Via Northwest Arkansas Democrat-Gazette // by Dave Perozek
Northwest Arkansas Children’s Shelter officials want to open a charter school that would specialize in serving children who have experienced trauma.
The school would open for kindergarten through third grade in August 2020 and add one grade level each subsequent year, if the state approves the shelter’s application.
“This model will be the first of its kind in the state,” said Jake Gibbs, the shelter’s director of education. “Northwest Arkansas is a leader in so many things, so I don’t see any reason why we couldn’t be a leader in trauma-informed care as it relates to education and the success of our students.”
The Highfill shelter is a private, nonprofit organization that provides 24-hour emergency residential care to children who are victims of family violence, neglect and abuse.
It has operated a school on site since 1998 for the children living on its campus. The proposed charter school, however, would be open to other children in the community.
The shelter can house up to 48 children but typically has only half that at any given time. The Arkansas Department of Human Services’ Division of Children and Family Services has focused on placing children directly with foster families and decreasing the use of settings such as group homes and shelters for children 12 and younger, according to Maury Peterson, the shelter’s executive director.
“So we have more capacity to help, and we have this awesome facility,” Peterson said.
Officials haven’t decided on a name for the charter school.
A trauma-informed child and family service system is one in which all parties involved recognize and respond to the impact of traumatic stress, according to the National Child Traumatic Stress Network.
Examples of trauma include abuse, neglect, abandonment, time spent in foster care and experience living in a chronically chaotic environment. Trauma has a physical effect on the developing brains of children just like a drug can have, Gibbs said.
The school will cultivate students’ academic success by first identifying and meeting physical, emotional and psychological needs. Classes will be small with only 10 students per class; each room will have a teacher and two paraprofessionals, according to shelter officials.
“We will teach the state standards to mastery to our kids. That’s very important,” Gibbs said.
The school also will work to provide “wraparound” services to a student’s family, such as parent training workshops and counseling and behavior management consultations. Officials also are looking into the possibility of sending meals home with students so parents don’t have to worry about making dinner, Peterson said.
Shelter officials said they intend to meet the April 25 deadline to apply to the state for permission to open an open-enrollment charter school in 2020. The state’s Charter Authorizing Panel is scheduled to review those applications in August.
Open-enrollment charter schools may be run by a governmental entity, an institution of higher learning or a tax-exempt nonsectarian organization. They can draw students from across school district boundaries. There are 25 open-enrollment charter schools in Arkansas, including some with multiple campuses.
Charter schools, like other public schools, receive state funding of $6,781 per student and do not charge tuition. Additional funding for the shelter’s charter school will come from grants and contributions from foundations, corporations and individuals, Gibbs said.
Debbie Jones, superintendent of the Bentonville School District, said she fully supports the shelter’s charter application.
“I think it’s going to be such a huge addition for education in the area,” she said.
The School District has observed a growing need for mental-health services for kids stemming from traumatic childhood experiences, something that has led the district to set up alternative learning environment classrooms — two at the elementary school level and one at the middle school level, Jones said.

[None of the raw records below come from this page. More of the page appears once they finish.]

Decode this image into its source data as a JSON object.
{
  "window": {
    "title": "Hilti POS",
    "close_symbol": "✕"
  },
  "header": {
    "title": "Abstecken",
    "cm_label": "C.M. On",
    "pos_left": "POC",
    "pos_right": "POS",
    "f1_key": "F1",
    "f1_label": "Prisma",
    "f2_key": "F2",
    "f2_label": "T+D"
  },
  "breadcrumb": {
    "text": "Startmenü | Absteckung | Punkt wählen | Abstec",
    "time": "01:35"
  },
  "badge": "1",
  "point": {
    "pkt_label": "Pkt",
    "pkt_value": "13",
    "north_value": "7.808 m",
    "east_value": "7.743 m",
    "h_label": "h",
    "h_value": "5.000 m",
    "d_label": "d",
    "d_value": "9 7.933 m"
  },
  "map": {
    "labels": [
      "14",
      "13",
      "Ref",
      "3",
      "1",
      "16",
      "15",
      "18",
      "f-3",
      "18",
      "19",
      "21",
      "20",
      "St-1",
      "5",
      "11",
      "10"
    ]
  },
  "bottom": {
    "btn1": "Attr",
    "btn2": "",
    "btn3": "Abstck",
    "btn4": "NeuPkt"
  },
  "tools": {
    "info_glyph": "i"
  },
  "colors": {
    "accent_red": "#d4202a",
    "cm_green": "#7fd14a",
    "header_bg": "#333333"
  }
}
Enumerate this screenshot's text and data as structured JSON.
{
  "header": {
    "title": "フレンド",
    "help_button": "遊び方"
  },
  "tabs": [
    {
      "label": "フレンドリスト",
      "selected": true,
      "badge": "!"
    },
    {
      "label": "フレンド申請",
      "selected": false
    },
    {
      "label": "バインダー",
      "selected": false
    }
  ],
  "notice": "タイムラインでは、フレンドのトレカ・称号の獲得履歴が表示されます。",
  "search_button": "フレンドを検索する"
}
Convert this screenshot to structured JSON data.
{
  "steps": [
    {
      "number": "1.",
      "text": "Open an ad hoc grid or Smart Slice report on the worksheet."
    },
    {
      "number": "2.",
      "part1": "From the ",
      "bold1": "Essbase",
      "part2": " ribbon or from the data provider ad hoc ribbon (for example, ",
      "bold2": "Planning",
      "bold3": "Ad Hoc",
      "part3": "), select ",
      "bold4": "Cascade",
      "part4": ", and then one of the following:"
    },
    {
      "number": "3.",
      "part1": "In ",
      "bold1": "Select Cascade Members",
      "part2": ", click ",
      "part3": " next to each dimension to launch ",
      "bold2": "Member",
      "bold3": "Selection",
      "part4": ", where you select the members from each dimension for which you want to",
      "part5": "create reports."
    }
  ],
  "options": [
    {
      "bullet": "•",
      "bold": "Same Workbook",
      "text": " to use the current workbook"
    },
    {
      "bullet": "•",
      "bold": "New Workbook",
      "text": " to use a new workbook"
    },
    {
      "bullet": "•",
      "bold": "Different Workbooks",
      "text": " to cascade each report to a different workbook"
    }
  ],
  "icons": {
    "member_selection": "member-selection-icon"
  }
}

Those classrooms serve six to eight children at a time.
The shelter’s school would accept students through a lottery system. Children who have experienced trauma and thrive in small-group instruction are likely to be a good fit for the school, according to officials.
The school would have to accept an application from anyone. It will be up to the school to ensure it is getting the kind of students it wants to help by being clear about the school’s mission, said Emily Reynolds, president of the shelter’s board of directors.
“It’s all going to be about education and how we let people know about the school and what our services are, so that hopefully we gear it and we are marketing it to the right people, so parents who don’t need the services that we offer don’t apply,” Reynolds said.
The shelter’s current school for its resident children will continue in separate space in the recreation building to ensure their privacy is protected, Peterson said.
Early Mallow, who works for the Children’s Advocacy Center of Benton County, said the proposed charter school is a great idea.
“I think that a lot of collaboration is going to play a key part in making it successful,” Mallow said. “It is what our community needs right now, and it’s what our kids need.”
Judith Yanez is executive director of RootED, a Springdale-based organization that focuses on empowering parents with knowledge about all K-12 educational options for their children.
Yanez said the region needs a school like the one the shelter is proposing. She also asked what strategies the shelter will use to market the school to minority families, many of whom don’t speak English.
Peterson said the school will be for everyone.
“So we want to make sure we’re very culturally sensitive, that we understand where people are coming from and that we tap into the right resources that can help us,” she said.
“And it’s important to us, if we’re going to meet the family where they are, that we understand that family and have the right staff on our team that they can relate to and feel embraced by.”